Start of Stored data

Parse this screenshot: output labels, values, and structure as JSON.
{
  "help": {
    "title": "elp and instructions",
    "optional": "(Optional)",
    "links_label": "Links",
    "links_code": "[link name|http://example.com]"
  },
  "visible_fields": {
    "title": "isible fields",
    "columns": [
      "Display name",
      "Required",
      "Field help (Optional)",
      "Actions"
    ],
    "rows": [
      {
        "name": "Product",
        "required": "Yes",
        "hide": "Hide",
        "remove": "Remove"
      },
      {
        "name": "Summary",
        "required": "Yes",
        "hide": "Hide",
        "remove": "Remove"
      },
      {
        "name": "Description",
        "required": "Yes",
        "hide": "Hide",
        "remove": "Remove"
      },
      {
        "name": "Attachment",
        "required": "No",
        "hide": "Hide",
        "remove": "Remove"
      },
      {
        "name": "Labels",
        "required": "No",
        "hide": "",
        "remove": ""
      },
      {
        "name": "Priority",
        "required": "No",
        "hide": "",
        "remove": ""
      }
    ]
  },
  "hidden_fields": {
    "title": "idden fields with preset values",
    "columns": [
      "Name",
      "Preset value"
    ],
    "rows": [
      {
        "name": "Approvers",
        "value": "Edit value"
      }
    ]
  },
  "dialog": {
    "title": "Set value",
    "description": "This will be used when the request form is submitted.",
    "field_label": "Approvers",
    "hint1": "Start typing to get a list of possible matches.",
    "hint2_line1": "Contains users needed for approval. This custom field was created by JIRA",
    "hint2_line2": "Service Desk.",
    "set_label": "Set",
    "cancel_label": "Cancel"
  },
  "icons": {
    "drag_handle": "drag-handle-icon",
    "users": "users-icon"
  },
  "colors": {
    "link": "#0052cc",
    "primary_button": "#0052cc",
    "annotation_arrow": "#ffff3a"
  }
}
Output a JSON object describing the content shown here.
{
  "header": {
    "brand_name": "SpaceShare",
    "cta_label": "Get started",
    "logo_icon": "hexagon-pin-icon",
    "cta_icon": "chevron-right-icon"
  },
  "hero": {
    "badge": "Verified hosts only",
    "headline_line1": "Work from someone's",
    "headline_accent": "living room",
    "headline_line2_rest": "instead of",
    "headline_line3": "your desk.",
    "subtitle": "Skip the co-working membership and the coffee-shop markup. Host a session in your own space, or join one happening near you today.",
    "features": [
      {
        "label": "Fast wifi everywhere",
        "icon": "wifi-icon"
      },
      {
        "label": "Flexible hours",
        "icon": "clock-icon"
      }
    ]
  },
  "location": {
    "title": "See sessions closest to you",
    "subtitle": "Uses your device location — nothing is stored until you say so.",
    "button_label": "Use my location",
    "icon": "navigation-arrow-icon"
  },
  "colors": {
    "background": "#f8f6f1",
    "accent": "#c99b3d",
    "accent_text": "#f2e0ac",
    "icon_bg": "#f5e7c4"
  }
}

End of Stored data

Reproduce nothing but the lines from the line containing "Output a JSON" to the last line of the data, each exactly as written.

Output a JSON object describing the content shown here.
{
  "header": {
    "brand_name": "SpaceShare",
    "cta_label": "Get started",
    "logo_icon": "hexagon-pin-icon",
    "cta_icon": "chevron-right-icon"
  },
  "hero": {
    "badge": "Verified hosts only",
    "headline_line1": "Work from someone's",
    "headline_accent": "living room",
    "headline_line2_rest": "instead of",
    "headline_line3": "your desk.",
    "subtitle": "Skip the co-working membership and the coffee-shop markup. Host a session in your own space, or join one happening near you today.",
    "features": [
      {
        "label": "Fast wifi everywhere",
        "icon": "wifi-icon"
      },
      {
        "label": "Flexible hours",
        "icon": "clock-icon"
      }
    ]
  },
  "location": {
    "title": "See sessions closest to you",
    "subtitle": "Uses your device location — nothing is stored until you say so.",
    "button_label": "Use my location",
    "icon": "navigation-arrow-icon"
  },
  "colors": {
    "background": "#f8f6f1",
    "accent": "#c99b3d",
    "accent_text": "#f2e0ac",
    "icon_bg": "#f5e7c4"
  }
}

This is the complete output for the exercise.